With 28,118 votes Shirley Williams gained the formerly strongly Conservative seat of Crosby. The by-election took place at an almost unprecedented state of division in British politics. With social unrest and both the Labour and Conservative parties in a state of flux.
The SDP had, at this point, not elected any MPs but did have an ever-growing group of former Labour and Conservative MPs in Parliament, as shown at its launch earlier that year.
A few months earlier Roy Jenkins had failed to gain my hometown seat in the Warrington By-election despite a massive swing from Labour, and Shirley Williams was promoted as the potential SDP candidate for the Crosby by-election. Although the seat was one of the wealthiest in the North West of England the party felt that Shirley would be the best candidate for the seat, having links with Liverpool, through her father, and with her being a practising Roman Catholic.

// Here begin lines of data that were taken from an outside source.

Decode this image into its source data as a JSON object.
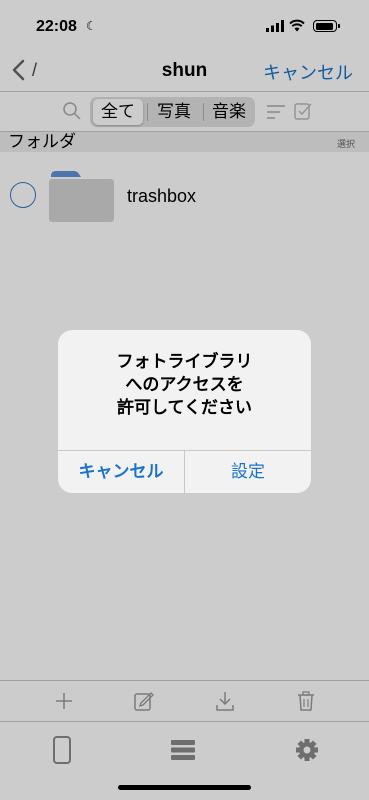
{
  "status_bar": {
    "time": "22:08"
  },
  "nav": {
    "path": "/",
    "title": "shun",
    "cancel_label": "キャンセル"
  },
  "filter": {
    "segments": [
      "全て",
      "写真",
      "音楽"
    ],
    "selected": "全て"
  },
  "section": {
    "title": "フォルダ",
    "select_label": "選択"
  },
  "files": [
    {
      "name": "trashbox",
      "type": "folder"
    }
  ],
  "toolbar": {
    "icons": [
      "plus-icon",
      "edit-icon",
      "download-icon",
      "trash-icon"
    ]
  },
  "tabbar": {
    "icons": [
      "device-icon",
      "list-icon",
      "gear-icon"
    ]
  },
  "alert": {
    "title_lines": [
      "フォトライブラリ",
      "へのアクセスを",
      "許可してください"
    ],
    "cancel_label": "キャンセル",
    "settings_label": "設定"
  },
  "colors": {
    "accent": "#1a73c8",
    "dim": "rgba(0,0,0,0.2)"
  }
}
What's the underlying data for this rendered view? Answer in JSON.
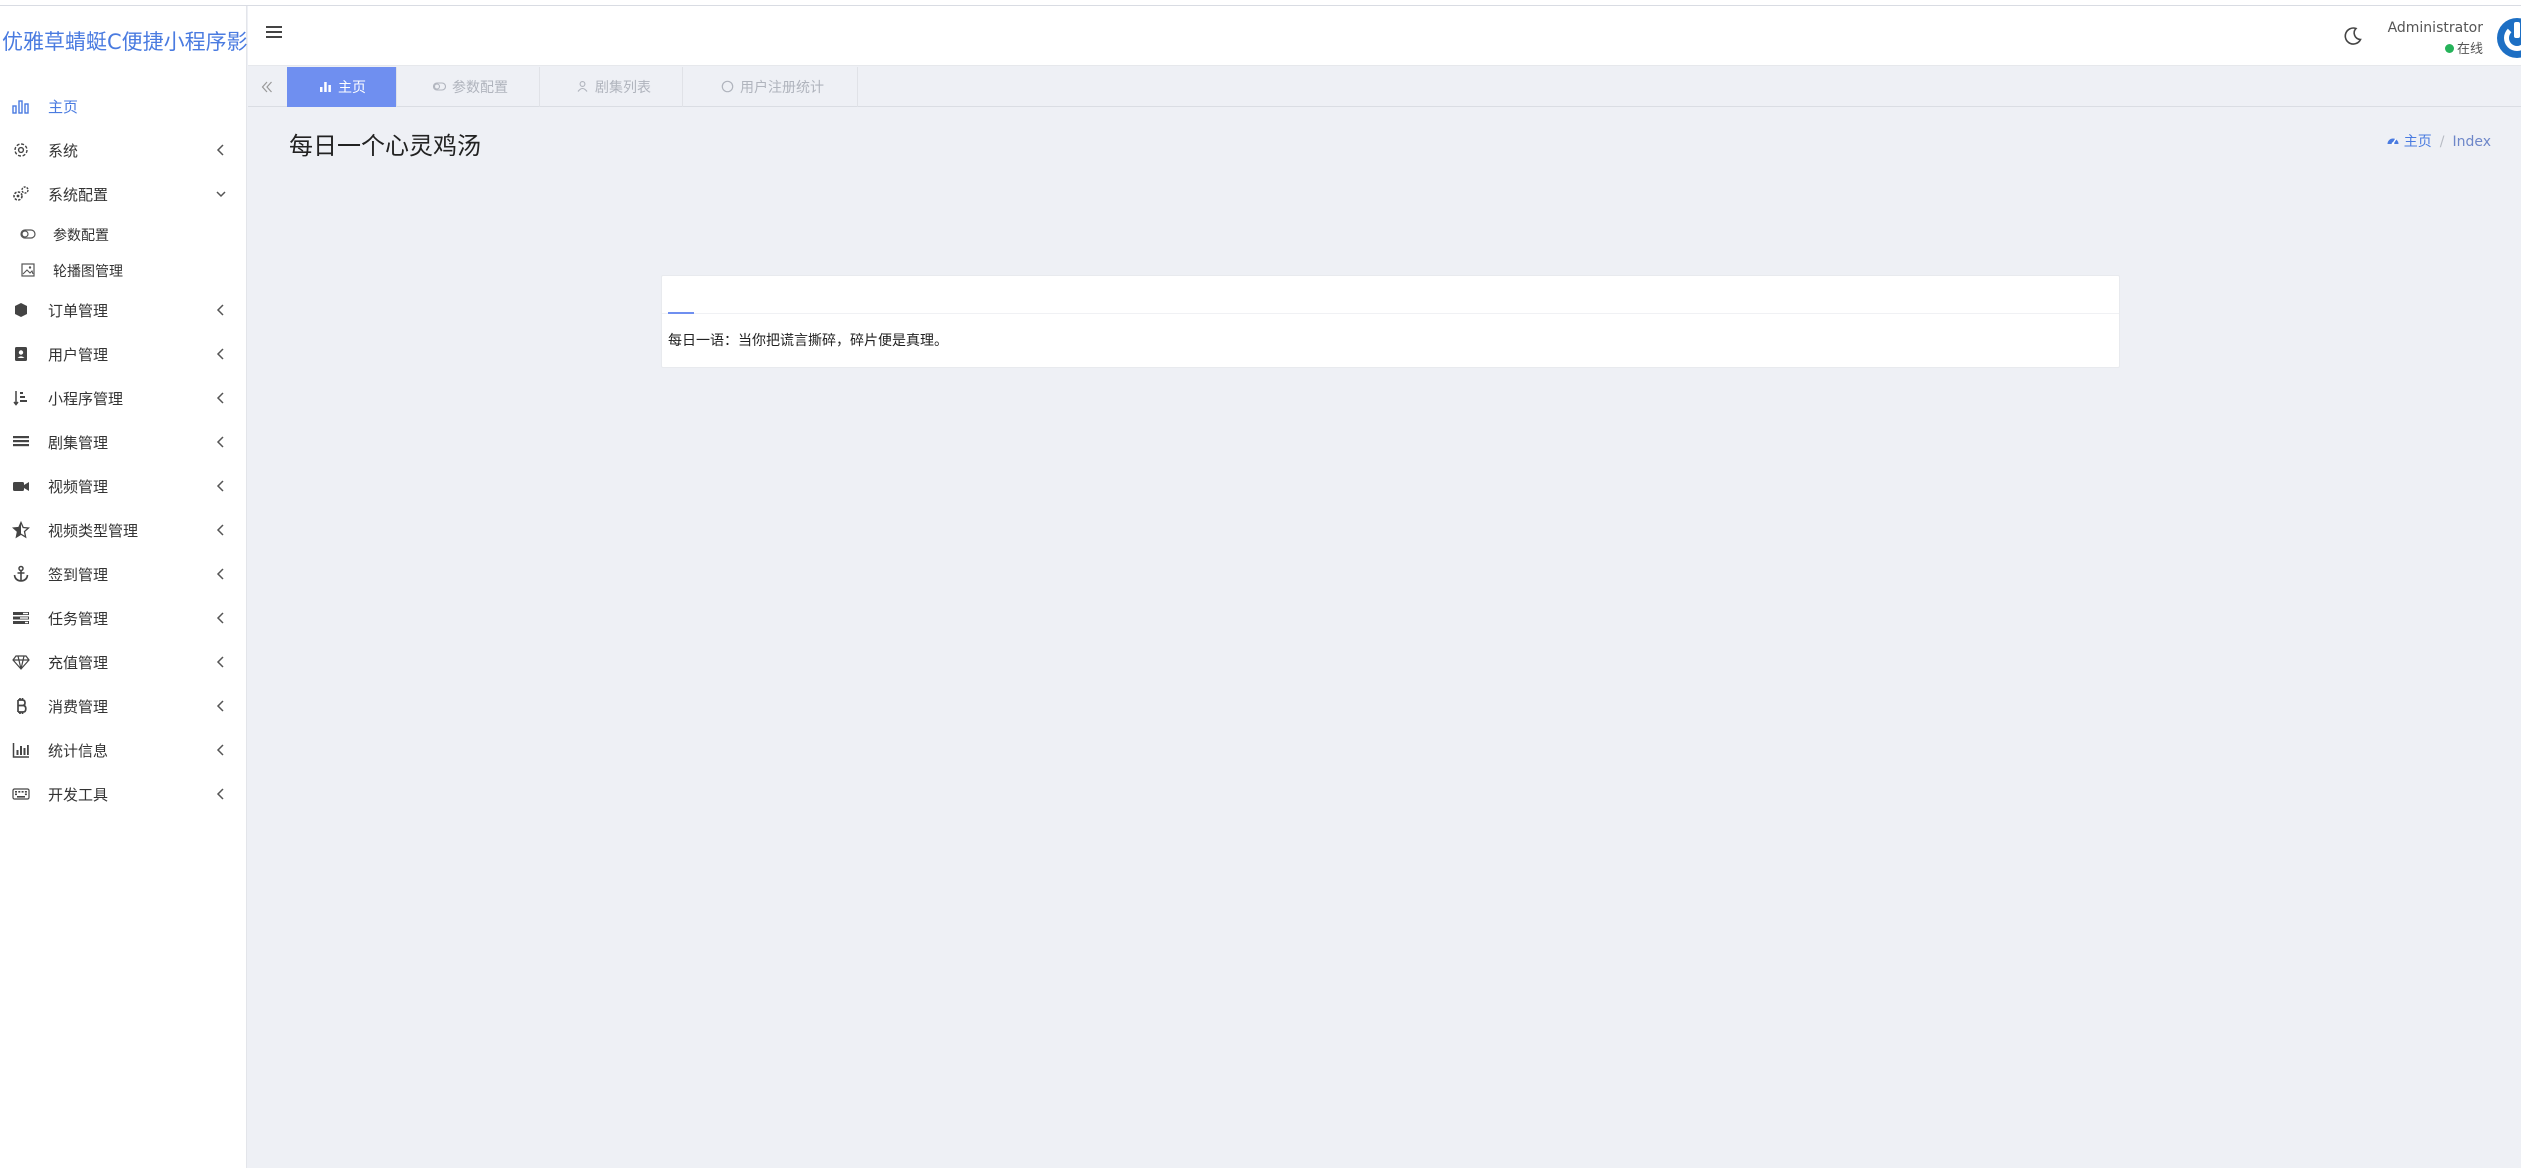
{
  "brand": {
    "title": "优雅草蜻蜓C便捷小程序影视"
  },
  "sidebar": {
    "items": [
      {
        "label": "主页",
        "icon": "bar-chart-icon",
        "active": true,
        "chevron": ""
      },
      {
        "label": "系统",
        "icon": "gear-icon",
        "chevron": "left"
      },
      {
        "label": "系统配置",
        "icon": "gears-icon",
        "chevron": "down",
        "children": [
          {
            "label": "参数配置",
            "icon": "toggle-icon"
          },
          {
            "label": "轮播图管理",
            "icon": "image-icon"
          }
        ]
      },
      {
        "label": "订单管理",
        "icon": "cube-icon",
        "chevron": "left"
      },
      {
        "label": "用户管理",
        "icon": "address-book-icon",
        "chevron": "left"
      },
      {
        "label": "小程序管理",
        "icon": "sort-list-icon",
        "chevron": "left"
      },
      {
        "label": "剧集管理",
        "icon": "list-icon",
        "chevron": "left"
      },
      {
        "label": "视频管理",
        "icon": "video-camera-icon",
        "chevron": "left"
      },
      {
        "label": "视频类型管理",
        "icon": "star-half-icon",
        "chevron": "left"
      },
      {
        "label": "签到管理",
        "icon": "anchor-icon",
        "chevron": "left"
      },
      {
        "label": "任务管理",
        "icon": "tasks-icon",
        "chevron": "left"
      },
      {
        "label": "充值管理",
        "icon": "diamond-icon",
        "chevron": "left"
      },
      {
        "label": "消费管理",
        "icon": "bitcoin-icon",
        "chevron": "left"
      },
      {
        "label": "统计信息",
        "icon": "stats-icon",
        "chevron": "left"
      },
      {
        "label": "开发工具",
        "icon": "keyboard-icon",
        "chevron": "left"
      }
    ]
  },
  "header": {
    "user": {
      "name": "Administrator",
      "status": "在线"
    }
  },
  "tabs": [
    {
      "label": "主页",
      "icon": "bar-chart-icon",
      "active": true
    },
    {
      "label": "参数配置",
      "icon": "toggle-icon",
      "active": false
    },
    {
      "label": "剧集列表",
      "icon": "users-icon",
      "active": false
    },
    {
      "label": "用户注册统计",
      "icon": "circle-icon",
      "active": false
    }
  ],
  "page": {
    "title": "每日一个心灵鸡汤",
    "breadcrumb": {
      "home": "主页",
      "current": "Index"
    },
    "quote": "每日一语：当你把谎言撕碎，碎片便是真理。"
  },
  "colors": {
    "accent": "#4a7be0",
    "tab_active": "#6f8ff0",
    "online": "#26b35a",
    "avatar": "#1d6fc4"
  }
}
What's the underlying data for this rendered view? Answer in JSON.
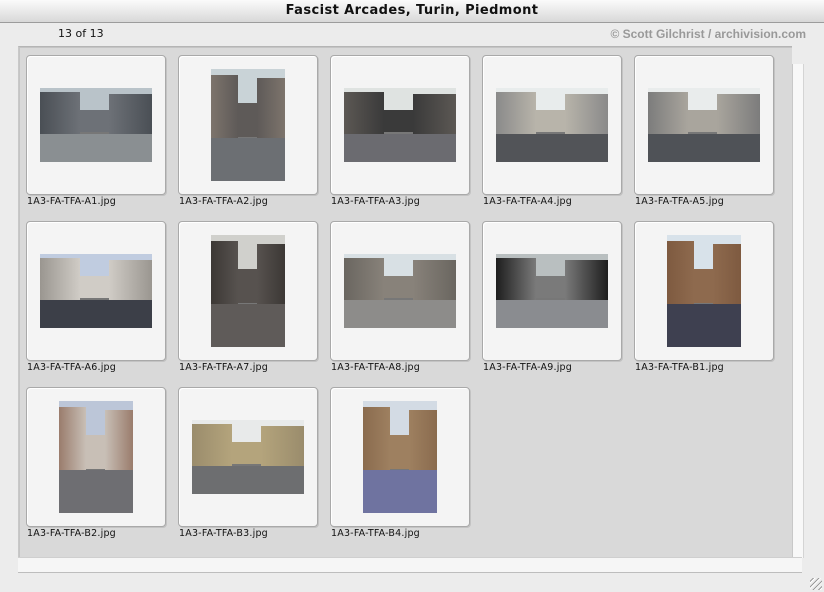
{
  "window": {
    "title": "Fascist Arcades, Turin, Piedmont"
  },
  "header": {
    "counter": "13 of 13",
    "copyright": "© Scott Gilchrist / archivision.com"
  },
  "gallery": {
    "items": [
      {
        "filename": "1A3-FA-TFA-A1.jpg",
        "orientation": "landscape"
      },
      {
        "filename": "1A3-FA-TFA-A2.jpg",
        "orientation": "portrait"
      },
      {
        "filename": "1A3-FA-TFA-A3.jpg",
        "orientation": "landscape"
      },
      {
        "filename": "1A3-FA-TFA-A4.jpg",
        "orientation": "landscape"
      },
      {
        "filename": "1A3-FA-TFA-A5.jpg",
        "orientation": "landscape"
      },
      {
        "filename": "1A3-FA-TFA-A6.jpg",
        "orientation": "landscape"
      },
      {
        "filename": "1A3-FA-TFA-A7.jpg",
        "orientation": "portrait"
      },
      {
        "filename": "1A3-FA-TFA-A8.jpg",
        "orientation": "landscape"
      },
      {
        "filename": "1A3-FA-TFA-A9.jpg",
        "orientation": "landscape"
      },
      {
        "filename": "1A3-FA-TFA-B1.jpg",
        "orientation": "portrait"
      },
      {
        "filename": "1A3-FA-TFA-B2.jpg",
        "orientation": "portrait"
      },
      {
        "filename": "1A3-FA-TFA-B3.jpg",
        "orientation": "landscape"
      },
      {
        "filename": "1A3-FA-TFA-B4.jpg",
        "orientation": "portrait"
      }
    ]
  },
  "colors": {
    "window_bg": "#ececec",
    "panel_bg": "#d9d9d9",
    "slide_bg": "#f4f4f4",
    "copyright_text": "#999999"
  }
}
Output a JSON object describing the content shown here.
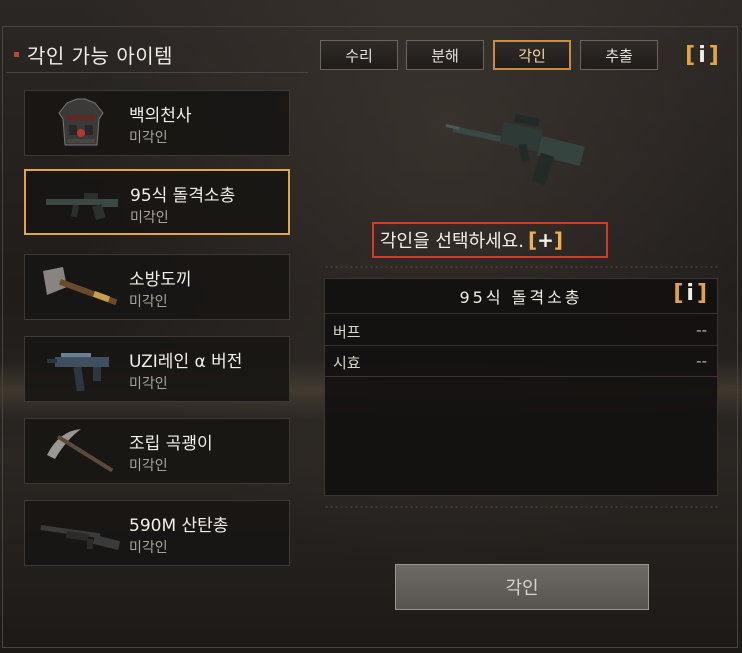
{
  "panel": {
    "title": "각인 가능 아이템"
  },
  "items": [
    {
      "name": "백의천사",
      "status": "미각인",
      "icon": "vest-icon"
    },
    {
      "name": "95식 돌격소총",
      "status": "미각인",
      "icon": "rifle-icon",
      "selected": true
    },
    {
      "name": "소방도끼",
      "status": "미각인",
      "icon": "axe-icon"
    },
    {
      "name": "UZI레인 α 버전",
      "status": "미각인",
      "icon": "smg-icon"
    },
    {
      "name": "조립 곡괭이",
      "status": "미각인",
      "icon": "pickaxe-icon"
    },
    {
      "name": "590M 산탄총",
      "status": "미각인",
      "icon": "shotgun-icon"
    }
  ],
  "tabs": [
    {
      "label": "수리",
      "active": false
    },
    {
      "label": "분해",
      "active": false
    },
    {
      "label": "각인",
      "active": true
    },
    {
      "label": "추출",
      "active": false
    }
  ],
  "info_icon": "i",
  "prompt": {
    "text": "각인을 선택하세요.",
    "plus": "+"
  },
  "stats": {
    "title": "95식 돌격소총",
    "rows": [
      {
        "label": "버프",
        "value": "--"
      },
      {
        "label": "시효",
        "value": "--"
      }
    ]
  },
  "engrave_button": {
    "label": "각인"
  },
  "colors": {
    "accent": "#e2a64a",
    "highlight": "#d23b2c"
  }
}
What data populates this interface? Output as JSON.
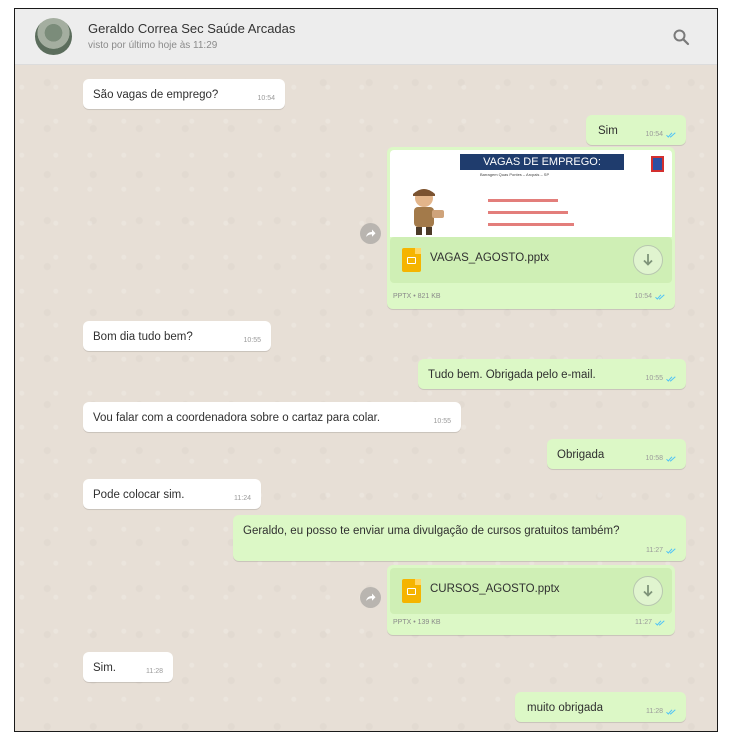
{
  "header": {
    "contact_name": "Geraldo Correa Sec Saúde Arcadas",
    "last_seen": "visto por último hoje às 11:29"
  },
  "messages": [
    {
      "dir": "in",
      "text": "São vagas de emprego?",
      "time": "10:54"
    },
    {
      "dir": "out",
      "text": "Sim",
      "time": "10:54"
    },
    {
      "dir": "in",
      "text": "Bom dia tudo bem?",
      "time": "10:55"
    },
    {
      "dir": "out",
      "text": "Tudo bem. Obrigada pelo e-mail.",
      "time": "10:55"
    },
    {
      "dir": "in",
      "text": "Vou falar com a coordenadora sobre o cartaz para colar.",
      "time": "10:55"
    },
    {
      "dir": "out",
      "text": "Obrigada",
      "time": "10:58"
    },
    {
      "dir": "in",
      "text": "Pode colocar sim.",
      "time": "11:24"
    },
    {
      "dir": "out",
      "text": "Geraldo, eu posso te enviar uma divulgação de cursos gratuitos também?",
      "time": "11:27"
    },
    {
      "dir": "in",
      "text": "Sim.",
      "time": "11:28"
    },
    {
      "dir": "out",
      "text": "muito obrigada",
      "time": "11:28"
    }
  ],
  "files": [
    {
      "name": "VAGAS_AGOSTO.pptx",
      "meta": "PPTX • 821 KB",
      "time": "10:54",
      "preview_title": "VAGAS DE EMPREGO:",
      "preview_subtitle": "Barragem Quas Pontes – Arcpais – SP"
    },
    {
      "name": "CURSOS_AGOSTO.pptx",
      "meta": "PPTX • 139 KB",
      "time": "11:27"
    }
  ],
  "colors": {
    "incoming_bubble": "#ffffff",
    "outgoing_bubble": "#dcf8c6",
    "read_ticks": "#4fc3f7",
    "chat_background": "#e7dfd6"
  },
  "icons": {
    "search": "magnifier",
    "forward": "share-arrow",
    "download": "down-arrow-circle",
    "read_receipt": "double-check"
  }
}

Always an effective and energetic campaigner Shirley ran a high visibility campaign and romped home in an historic win. It effectively delivered the SDP a 50% swing, which would have elected a House of Commons, if replicated across the UK, full of Alliance MPs.
It was probably, at that point, the most significant post-war by-election. Although there were important Liberal gains like Orpington, there was for a very short time a genuine belief that the SDP, with their Liberal allies, could ‘Break the Mould’ in British politics, and Shirley’s win 28 years ago today was a major moment in that.
Tarquin Fintim-Limbim-Whimbim-Lim Bus Stop-F’Tang-F’Tang-Olé-Biscuit-Barrel contested the election as Cambridge University Raving Loony Society polling 238 votes. Those of you who are Monty Python fans will recognise the gentleman concerned as being the winner of Luton in the 1970 ‘Election Night’, for the Silly Party. He later joined forces with Screaming Lord Sutch of the larger Official Monster Raving Loony Party.
Leaflets and the full results from the by-election can be seen here.